### What is expected
Only lines that contain the word "Create" are to be returned from the data below.
*** Opening Source information ***
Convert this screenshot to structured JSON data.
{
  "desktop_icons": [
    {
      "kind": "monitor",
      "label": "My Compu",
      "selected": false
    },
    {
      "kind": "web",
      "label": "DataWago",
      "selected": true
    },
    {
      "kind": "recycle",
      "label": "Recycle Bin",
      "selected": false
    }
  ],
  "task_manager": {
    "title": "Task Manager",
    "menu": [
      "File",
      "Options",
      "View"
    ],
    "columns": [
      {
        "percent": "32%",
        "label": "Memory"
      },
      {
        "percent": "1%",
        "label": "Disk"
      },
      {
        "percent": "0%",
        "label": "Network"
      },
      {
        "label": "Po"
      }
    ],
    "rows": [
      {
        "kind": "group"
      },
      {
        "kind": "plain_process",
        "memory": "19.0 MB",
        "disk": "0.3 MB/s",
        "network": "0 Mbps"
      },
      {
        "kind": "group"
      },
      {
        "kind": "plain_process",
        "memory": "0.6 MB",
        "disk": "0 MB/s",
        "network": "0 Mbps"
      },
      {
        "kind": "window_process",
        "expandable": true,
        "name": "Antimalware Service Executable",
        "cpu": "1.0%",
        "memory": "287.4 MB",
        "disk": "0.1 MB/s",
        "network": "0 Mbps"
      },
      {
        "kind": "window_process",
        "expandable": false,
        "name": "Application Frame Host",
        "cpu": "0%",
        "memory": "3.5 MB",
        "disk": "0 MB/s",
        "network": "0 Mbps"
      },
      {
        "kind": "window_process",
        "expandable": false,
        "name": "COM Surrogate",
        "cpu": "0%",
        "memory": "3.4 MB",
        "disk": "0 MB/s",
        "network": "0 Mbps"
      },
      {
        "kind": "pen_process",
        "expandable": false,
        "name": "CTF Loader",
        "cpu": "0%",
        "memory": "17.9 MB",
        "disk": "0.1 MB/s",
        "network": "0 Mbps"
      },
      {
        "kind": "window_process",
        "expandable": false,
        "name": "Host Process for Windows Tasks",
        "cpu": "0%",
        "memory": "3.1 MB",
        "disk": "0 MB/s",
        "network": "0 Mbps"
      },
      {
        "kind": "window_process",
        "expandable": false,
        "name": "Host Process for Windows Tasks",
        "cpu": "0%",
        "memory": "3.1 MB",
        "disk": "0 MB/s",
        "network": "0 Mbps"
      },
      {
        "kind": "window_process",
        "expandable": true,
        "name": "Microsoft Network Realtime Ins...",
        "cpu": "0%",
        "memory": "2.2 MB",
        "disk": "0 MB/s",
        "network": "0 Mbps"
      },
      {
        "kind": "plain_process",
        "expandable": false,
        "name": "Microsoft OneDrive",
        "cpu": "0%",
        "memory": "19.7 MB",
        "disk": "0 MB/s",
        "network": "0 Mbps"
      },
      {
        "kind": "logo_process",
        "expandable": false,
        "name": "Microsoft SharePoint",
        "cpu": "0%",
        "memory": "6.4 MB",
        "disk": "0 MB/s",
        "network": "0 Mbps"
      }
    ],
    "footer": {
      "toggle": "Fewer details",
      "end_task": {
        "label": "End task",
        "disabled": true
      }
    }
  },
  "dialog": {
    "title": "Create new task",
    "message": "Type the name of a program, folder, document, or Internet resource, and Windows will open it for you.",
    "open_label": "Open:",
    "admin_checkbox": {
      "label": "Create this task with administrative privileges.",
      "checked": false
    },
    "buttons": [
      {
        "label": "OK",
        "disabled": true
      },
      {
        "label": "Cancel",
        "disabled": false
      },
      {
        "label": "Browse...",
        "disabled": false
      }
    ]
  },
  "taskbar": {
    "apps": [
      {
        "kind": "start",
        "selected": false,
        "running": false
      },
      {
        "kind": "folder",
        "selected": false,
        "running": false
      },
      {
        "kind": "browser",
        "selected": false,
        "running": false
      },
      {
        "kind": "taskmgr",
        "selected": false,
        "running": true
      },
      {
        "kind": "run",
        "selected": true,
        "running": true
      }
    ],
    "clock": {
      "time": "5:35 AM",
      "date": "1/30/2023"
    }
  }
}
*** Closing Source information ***
### Answer space
    "title": "Create new task",
      "label": "Create this task with administrative privileges.",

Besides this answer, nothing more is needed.